[RECORDS SHOWN — start]

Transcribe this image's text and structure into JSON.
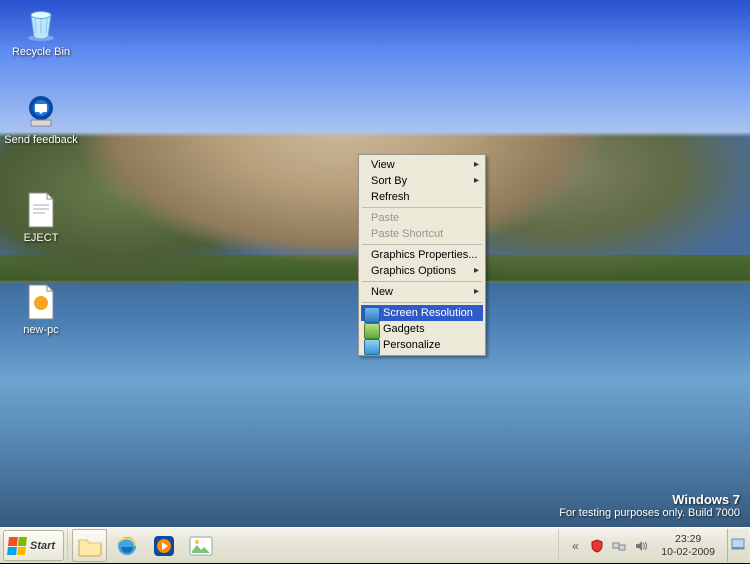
{
  "desktop_icons": [
    {
      "id": "recycle-bin",
      "label": "Recycle Bin"
    },
    {
      "id": "send-feedback",
      "label": "Send feedback"
    },
    {
      "id": "eject",
      "label": "EJECT"
    },
    {
      "id": "new-pc",
      "label": "new-pc"
    }
  ],
  "context_menu": {
    "view": "View",
    "sort_by": "Sort By",
    "refresh": "Refresh",
    "paste": "Paste",
    "paste_shortcut": "Paste Shortcut",
    "graphics_properties": "Graphics Properties...",
    "graphics_options": "Graphics Options",
    "new": "New",
    "screen_resolution": "Screen Resolution",
    "gadgets": "Gadgets",
    "personalize": "Personalize"
  },
  "watermark": {
    "title": "Windows  7",
    "subtitle": "For testing purposes only. Build 7000"
  },
  "taskbar": {
    "start": "Start",
    "tray_chevron": "«",
    "clock_time": "23:29",
    "clock_date": "10-02-2009"
  }
}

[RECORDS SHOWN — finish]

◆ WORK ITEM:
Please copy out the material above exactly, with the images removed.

◆ SOLUTION TO THIS EXERCISE:
Transcribe this image's text and structure into JSON.
{
  "desktop_icons": [
    {
      "id": "recycle-bin",
      "label": "Recycle Bin"
    },
    {
      "id": "send-feedback",
      "label": "Send feedback"
    },
    {
      "id": "eject",
      "label": "EJECT"
    },
    {
      "id": "new-pc",
      "label": "new-pc"
    }
  ],
  "context_menu": {
    "view": "View",
    "sort_by": "Sort By",
    "refresh": "Refresh",
    "paste": "Paste",
    "paste_shortcut": "Paste Shortcut",
    "graphics_properties": "Graphics Properties...",
    "graphics_options": "Graphics Options",
    "new": "New",
    "screen_resolution": "Screen Resolution",
    "gadgets": "Gadgets",
    "personalize": "Personalize"
  },
  "watermark": {
    "title": "Windows  7",
    "subtitle": "For testing purposes only. Build 7000"
  },
  "taskbar": {
    "start": "Start",
    "tray_chevron": "«",
    "clock_time": "23:29",
    "clock_date": "10-02-2009"
  }
}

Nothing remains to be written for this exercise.